A Pakistani mother who burned her teenage daughter alive as punishment for eloping to marry her boyfriend proudly shouted about her murder in the street afterwards.
Parveen Rafiq, tied her daughter Zeenat, 18, to a cot, doused her in kerosene and set her alight in the family home in Lahore, eastern Pakistan.
Mrs Rafiq then went outside and began shouting on the street to neighbours that she had killed the teen for bringing shame on her family, while beating her chest. Zeenat’s ‘crime’ was getting married to her partner Hasan Khan, a motorcycle mechanic, before a court magistrate last month, Police official Sheikh Hammad said.
‘Perveen killed her daughter Zeenat Bby burning her alive around 9:00 am on Wednesday,’ Haidar Ashraf, a senior police official told AFP.

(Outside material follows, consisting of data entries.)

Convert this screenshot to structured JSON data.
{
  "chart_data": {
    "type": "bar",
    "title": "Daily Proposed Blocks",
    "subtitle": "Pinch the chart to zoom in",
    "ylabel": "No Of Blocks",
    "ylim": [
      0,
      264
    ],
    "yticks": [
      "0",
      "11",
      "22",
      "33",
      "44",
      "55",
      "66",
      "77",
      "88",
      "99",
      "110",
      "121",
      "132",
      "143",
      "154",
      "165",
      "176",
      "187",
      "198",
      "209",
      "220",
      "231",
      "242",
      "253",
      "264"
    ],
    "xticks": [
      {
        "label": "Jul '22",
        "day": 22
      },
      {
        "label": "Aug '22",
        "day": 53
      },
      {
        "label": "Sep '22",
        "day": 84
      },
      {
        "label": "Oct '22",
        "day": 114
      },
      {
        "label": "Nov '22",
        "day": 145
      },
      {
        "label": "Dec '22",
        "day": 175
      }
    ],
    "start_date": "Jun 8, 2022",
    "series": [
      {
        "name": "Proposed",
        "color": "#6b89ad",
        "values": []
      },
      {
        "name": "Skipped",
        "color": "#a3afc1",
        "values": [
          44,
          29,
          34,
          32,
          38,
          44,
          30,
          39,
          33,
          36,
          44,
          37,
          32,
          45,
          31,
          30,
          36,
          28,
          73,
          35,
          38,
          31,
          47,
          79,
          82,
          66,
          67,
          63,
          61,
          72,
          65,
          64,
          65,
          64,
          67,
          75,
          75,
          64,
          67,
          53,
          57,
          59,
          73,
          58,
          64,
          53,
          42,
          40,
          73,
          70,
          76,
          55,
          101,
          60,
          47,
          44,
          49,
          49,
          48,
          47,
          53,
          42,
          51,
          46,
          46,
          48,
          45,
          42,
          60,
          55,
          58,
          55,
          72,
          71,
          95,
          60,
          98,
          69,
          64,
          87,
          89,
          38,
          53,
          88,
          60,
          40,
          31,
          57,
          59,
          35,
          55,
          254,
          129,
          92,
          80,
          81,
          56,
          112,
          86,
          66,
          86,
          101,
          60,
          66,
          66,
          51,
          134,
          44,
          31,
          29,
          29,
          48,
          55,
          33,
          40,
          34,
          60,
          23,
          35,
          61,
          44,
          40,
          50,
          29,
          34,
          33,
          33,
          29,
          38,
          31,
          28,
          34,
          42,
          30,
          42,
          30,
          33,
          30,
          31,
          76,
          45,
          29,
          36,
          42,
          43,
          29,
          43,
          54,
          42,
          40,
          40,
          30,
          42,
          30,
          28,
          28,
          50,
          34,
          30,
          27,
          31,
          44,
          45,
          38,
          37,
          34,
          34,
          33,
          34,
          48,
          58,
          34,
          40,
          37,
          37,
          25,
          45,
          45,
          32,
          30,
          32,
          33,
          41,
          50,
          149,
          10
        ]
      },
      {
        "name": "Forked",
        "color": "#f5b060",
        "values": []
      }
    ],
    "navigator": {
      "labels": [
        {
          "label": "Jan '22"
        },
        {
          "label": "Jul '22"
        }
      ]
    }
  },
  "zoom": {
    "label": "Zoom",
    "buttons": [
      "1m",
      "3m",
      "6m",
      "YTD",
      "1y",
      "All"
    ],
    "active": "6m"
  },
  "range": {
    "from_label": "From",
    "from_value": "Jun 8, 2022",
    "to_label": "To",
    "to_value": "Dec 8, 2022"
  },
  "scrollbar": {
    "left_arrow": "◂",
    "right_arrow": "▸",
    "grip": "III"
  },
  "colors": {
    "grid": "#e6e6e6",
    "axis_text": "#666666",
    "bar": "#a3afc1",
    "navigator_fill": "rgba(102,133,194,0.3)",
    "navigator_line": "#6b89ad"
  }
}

‘Zeenat was unwilling to go back to her home and told me that she would be killed by her family, but later agreed when one of her uncles guaranteed her safety.
‘The day we eloped she had been abused, there was blood on her nose and on her lips,’ Hassan told CNN. ‘She was in distress; she asked me to take her away and marry her.,

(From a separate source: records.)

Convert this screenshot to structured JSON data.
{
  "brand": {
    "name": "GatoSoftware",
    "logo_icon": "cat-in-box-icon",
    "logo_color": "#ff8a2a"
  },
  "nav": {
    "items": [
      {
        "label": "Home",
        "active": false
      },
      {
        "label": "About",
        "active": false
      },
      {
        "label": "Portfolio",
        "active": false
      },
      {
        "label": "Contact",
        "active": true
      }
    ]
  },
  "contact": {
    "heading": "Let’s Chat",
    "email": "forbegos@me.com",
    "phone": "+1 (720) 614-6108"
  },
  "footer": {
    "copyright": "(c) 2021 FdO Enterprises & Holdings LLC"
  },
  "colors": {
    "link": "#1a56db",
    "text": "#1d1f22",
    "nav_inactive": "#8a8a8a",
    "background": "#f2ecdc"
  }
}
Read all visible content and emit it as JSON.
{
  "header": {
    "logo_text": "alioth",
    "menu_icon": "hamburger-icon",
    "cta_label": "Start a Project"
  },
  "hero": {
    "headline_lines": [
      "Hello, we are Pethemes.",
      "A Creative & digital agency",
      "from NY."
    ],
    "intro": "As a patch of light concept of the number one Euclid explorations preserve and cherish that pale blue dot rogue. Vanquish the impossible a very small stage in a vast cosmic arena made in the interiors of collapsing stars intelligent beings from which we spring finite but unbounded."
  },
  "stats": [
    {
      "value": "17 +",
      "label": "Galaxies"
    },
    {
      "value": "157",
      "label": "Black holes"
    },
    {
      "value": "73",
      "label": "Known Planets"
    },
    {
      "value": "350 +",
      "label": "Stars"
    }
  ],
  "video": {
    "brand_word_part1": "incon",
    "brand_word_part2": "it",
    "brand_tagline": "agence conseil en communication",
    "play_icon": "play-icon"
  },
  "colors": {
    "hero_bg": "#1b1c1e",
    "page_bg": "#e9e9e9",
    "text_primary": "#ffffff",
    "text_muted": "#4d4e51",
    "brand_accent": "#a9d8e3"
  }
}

‘After two days, she called me and said that her family had gone back on their word and asked me to come to get her, but I told her to wait for the promised eight days. Then, she was killed.’

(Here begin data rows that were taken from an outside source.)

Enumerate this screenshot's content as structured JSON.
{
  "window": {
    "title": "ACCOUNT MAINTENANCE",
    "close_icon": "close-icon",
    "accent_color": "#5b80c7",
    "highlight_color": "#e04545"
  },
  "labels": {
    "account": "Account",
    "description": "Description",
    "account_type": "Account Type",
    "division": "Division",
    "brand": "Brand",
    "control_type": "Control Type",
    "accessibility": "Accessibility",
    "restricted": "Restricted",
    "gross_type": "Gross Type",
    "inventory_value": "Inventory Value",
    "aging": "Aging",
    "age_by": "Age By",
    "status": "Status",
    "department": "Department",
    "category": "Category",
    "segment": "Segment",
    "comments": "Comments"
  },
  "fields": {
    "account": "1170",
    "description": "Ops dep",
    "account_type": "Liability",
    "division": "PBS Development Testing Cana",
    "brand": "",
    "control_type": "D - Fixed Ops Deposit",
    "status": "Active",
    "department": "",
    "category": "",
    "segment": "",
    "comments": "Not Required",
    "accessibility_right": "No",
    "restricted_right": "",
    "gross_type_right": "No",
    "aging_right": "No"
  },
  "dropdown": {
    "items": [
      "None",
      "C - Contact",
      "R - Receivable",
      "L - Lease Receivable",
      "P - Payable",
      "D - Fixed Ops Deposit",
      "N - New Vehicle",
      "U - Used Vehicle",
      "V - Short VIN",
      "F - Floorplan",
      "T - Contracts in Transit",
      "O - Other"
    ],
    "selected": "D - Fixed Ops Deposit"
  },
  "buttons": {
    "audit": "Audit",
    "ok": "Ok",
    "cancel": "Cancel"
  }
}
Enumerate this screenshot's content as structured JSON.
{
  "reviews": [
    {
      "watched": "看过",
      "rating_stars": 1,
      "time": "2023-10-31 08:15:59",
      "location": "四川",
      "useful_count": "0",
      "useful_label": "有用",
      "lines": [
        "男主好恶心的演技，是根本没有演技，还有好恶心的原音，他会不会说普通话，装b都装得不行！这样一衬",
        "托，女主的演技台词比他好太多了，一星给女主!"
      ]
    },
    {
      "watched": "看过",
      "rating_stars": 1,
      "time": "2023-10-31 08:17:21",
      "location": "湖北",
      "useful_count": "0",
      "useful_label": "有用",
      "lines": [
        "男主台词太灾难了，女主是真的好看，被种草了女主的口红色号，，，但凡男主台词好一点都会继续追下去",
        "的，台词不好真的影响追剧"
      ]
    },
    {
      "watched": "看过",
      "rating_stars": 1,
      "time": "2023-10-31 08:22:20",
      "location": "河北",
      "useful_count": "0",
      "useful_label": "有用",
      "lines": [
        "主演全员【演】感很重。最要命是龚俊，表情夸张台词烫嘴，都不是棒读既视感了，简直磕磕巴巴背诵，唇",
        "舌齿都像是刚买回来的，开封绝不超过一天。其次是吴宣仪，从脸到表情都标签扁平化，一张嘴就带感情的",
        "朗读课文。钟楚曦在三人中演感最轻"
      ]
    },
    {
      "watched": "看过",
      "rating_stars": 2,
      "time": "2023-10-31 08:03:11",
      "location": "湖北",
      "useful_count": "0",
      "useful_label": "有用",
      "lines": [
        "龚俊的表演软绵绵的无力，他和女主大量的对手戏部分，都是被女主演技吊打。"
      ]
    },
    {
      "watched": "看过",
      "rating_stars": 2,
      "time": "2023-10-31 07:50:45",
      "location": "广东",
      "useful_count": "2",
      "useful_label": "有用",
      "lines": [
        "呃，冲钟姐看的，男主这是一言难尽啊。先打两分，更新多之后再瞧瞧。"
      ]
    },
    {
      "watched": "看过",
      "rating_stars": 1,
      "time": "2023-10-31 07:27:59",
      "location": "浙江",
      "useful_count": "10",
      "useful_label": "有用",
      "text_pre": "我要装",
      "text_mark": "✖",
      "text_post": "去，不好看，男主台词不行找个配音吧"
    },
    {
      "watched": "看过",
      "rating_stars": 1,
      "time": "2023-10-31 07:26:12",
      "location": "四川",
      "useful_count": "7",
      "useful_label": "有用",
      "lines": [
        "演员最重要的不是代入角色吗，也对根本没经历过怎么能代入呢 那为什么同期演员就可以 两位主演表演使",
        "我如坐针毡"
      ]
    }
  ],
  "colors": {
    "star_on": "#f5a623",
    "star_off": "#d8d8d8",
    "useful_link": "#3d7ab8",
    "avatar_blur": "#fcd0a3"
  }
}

Hassan’s mother Shahida Khan said that Rafiq’s family ‘had promised that not even one hair on her head would come to harm.’
‘We called up her uncle and he told us that they will bring her back to us themselves — we trusted them,’ she told CNN.
Hassan Khan, her husband of 11 days, today buried his wife, who was found to have smoke in her lungs suggesting she was still alive when she was set on fire.
‘We went to her house, she was gone, she was finished and they had thrown her burnt body on the stairs,’ he said.
Naseem Bibi, Perveen’s younger sister, told AFP:
‘After killing her daughter, Perveen went out on the street, took off her shawl and started beating herself on her chest, shouting: ‘People! I have killed my daughter for misbehaving and giving our family a bad name.’
‘My sister declared a long time ago she would not allow her daughter to marry a Pashtun,’ she said.
Perveen’s husband died several years ago and her relationship with her daughters had deteriorated, according to Shazia.
‘Our mother became distressed because of her daughter’s disobedience and because she felt there was no man in the house to rein her in.’
Culled from Mailonline